Count the lines containing "this" in the entries underneath, and state that count without anything else.

-- DATA EXTRACTS follows --

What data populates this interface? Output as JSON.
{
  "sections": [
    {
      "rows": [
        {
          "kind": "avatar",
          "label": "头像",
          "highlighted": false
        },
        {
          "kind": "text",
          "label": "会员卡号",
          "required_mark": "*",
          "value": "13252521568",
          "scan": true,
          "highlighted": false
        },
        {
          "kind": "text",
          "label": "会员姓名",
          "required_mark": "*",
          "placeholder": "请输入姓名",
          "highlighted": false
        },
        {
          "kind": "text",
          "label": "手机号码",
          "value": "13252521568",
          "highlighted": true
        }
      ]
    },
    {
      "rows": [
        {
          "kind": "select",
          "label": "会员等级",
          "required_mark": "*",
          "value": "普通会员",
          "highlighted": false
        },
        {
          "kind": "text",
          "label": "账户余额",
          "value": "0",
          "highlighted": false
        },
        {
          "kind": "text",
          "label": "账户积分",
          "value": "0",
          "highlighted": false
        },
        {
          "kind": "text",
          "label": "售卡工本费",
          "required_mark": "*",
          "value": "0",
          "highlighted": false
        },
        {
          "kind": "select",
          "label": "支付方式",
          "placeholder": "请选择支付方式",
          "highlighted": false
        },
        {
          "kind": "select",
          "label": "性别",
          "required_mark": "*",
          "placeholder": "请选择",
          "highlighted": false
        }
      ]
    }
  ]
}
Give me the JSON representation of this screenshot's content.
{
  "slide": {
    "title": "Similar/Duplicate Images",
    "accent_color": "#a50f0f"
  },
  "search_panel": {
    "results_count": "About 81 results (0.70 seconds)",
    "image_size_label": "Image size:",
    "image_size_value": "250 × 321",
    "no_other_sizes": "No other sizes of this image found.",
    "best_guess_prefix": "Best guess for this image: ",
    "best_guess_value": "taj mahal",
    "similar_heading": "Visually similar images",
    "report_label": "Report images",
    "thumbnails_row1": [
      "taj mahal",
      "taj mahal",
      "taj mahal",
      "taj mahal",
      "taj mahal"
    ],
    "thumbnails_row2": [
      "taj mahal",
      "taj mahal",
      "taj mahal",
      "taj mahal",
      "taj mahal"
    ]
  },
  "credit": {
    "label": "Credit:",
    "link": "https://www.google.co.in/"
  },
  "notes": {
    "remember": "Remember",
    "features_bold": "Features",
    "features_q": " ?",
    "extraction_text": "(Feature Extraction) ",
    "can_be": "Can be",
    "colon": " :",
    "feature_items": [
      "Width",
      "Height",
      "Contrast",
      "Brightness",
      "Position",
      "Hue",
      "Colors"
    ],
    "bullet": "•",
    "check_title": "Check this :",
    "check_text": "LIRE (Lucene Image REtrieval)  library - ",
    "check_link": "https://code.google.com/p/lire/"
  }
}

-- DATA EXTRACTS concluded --

# [OUTPUT BELOW]
5